According to a report in the American Journal of Industrial Medicine, there are at least eight known cases of malignant pleural mesothelioma among bakers, pastry chefs and “biscuit cooks.” All of the cases involved a history of “engaged in making, baking/cooking, and selling pastry/bread.”

If you have mesothelioma and worked as a baker, pizza chef or pastry chef — or even sold a bread product — then your profession may have caused your disease. The people who manufactured and sold asbestos products and materials knew the substance was dangerous. Despite this, they prioritized profits and continued producing the mineral as an insulant for baking ovens.

These companies are liable for your mesothelioma cancer – and the possibility of your life being cut short due to their greed. If you’re the loved one of a former baker or pastry chef who has mesothelioma or died of the cancer, you are also entitled to compensation. Our team can explain how you may qualify to file a mesothelioma lawsuit and get financial help from the court system.

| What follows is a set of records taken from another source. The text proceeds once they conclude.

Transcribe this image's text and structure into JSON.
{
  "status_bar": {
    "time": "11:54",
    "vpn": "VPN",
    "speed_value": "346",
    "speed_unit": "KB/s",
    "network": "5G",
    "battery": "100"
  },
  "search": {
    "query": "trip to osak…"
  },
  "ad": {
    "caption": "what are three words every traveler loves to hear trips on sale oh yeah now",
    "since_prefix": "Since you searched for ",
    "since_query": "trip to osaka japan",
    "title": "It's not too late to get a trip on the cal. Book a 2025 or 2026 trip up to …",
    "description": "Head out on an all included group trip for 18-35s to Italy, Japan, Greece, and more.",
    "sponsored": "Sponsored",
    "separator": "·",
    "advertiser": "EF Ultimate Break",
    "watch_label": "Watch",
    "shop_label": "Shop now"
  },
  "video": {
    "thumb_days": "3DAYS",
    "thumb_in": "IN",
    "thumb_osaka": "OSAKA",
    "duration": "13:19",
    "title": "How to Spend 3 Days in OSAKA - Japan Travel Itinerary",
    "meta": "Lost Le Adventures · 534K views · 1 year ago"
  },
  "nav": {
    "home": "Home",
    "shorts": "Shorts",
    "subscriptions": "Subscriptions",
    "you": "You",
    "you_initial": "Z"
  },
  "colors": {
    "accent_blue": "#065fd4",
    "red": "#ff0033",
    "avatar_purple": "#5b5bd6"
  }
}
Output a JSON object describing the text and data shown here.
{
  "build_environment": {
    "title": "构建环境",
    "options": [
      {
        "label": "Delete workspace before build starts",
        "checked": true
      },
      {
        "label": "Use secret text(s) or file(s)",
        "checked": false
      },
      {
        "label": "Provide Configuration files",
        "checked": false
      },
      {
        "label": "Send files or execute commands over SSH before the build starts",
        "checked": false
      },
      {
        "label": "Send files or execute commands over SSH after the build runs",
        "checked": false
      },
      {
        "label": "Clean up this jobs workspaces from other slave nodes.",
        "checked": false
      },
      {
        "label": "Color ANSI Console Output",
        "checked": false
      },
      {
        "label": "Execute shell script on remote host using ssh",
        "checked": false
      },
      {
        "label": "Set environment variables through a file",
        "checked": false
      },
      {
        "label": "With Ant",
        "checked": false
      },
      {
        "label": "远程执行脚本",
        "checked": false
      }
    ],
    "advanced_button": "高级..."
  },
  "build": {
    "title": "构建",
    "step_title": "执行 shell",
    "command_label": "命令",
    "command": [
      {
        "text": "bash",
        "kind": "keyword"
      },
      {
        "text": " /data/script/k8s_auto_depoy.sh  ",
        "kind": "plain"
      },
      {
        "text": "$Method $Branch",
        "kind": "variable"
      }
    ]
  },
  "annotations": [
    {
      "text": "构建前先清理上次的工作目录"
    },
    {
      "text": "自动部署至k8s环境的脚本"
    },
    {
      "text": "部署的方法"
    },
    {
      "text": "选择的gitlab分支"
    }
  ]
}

If you’d like to speak with a medical expert about the link between baking and pizza ovens and mesothelioma, email either of our patient advocates — Karen Ritter, RN (karen@mesotheliomaguide.com) or Carl Jewett (cjewett@mesotheliomaguide.com) — to get more information.

Sources & Author

  1. Malignant pleural mesothelioma in bakers and pastry cooks. American Journal of Industrial Medicine. Retrieved from: https://www.ncbi.nlm.nih.gov/pubmed/11598986. Accessed: 10/08/19.
Devin Golden

About the Writer, Devin Golden

Devin Golden is a content writer for Mesothelioma Guide. He produces mesothelioma-related content on various mediums, including the Mesothelioma Guide website and social media channels. Devin's objective is to translate complex information regarding mesothelioma into informative, easily absorbable content to help patients and their loved ones.